Dataset records START
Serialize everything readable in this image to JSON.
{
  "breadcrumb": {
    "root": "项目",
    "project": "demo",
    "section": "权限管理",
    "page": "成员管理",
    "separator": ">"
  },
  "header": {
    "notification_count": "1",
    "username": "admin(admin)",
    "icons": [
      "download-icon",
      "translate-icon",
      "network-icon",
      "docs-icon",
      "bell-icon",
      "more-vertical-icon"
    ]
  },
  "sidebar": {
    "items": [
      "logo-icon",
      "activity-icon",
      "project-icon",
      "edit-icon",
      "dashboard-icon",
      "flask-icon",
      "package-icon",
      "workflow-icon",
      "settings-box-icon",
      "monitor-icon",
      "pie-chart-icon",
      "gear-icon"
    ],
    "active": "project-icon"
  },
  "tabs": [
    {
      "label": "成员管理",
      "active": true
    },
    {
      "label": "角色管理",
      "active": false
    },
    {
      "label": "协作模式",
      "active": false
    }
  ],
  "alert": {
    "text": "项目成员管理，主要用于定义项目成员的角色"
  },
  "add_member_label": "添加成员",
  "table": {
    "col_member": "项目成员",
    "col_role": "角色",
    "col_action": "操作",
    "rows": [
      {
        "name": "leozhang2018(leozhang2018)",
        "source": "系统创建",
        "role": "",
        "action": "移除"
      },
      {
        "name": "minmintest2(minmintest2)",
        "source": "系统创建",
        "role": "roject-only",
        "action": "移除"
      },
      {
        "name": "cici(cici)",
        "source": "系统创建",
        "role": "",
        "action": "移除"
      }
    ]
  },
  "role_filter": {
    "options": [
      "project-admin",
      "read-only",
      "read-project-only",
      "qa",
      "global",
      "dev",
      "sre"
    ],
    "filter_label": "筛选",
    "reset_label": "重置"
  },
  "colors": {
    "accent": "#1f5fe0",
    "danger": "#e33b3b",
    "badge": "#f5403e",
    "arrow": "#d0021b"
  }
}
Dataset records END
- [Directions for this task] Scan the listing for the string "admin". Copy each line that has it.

- [Solution for this exercise]
    "username": "admin(admin)",
      "project-admin",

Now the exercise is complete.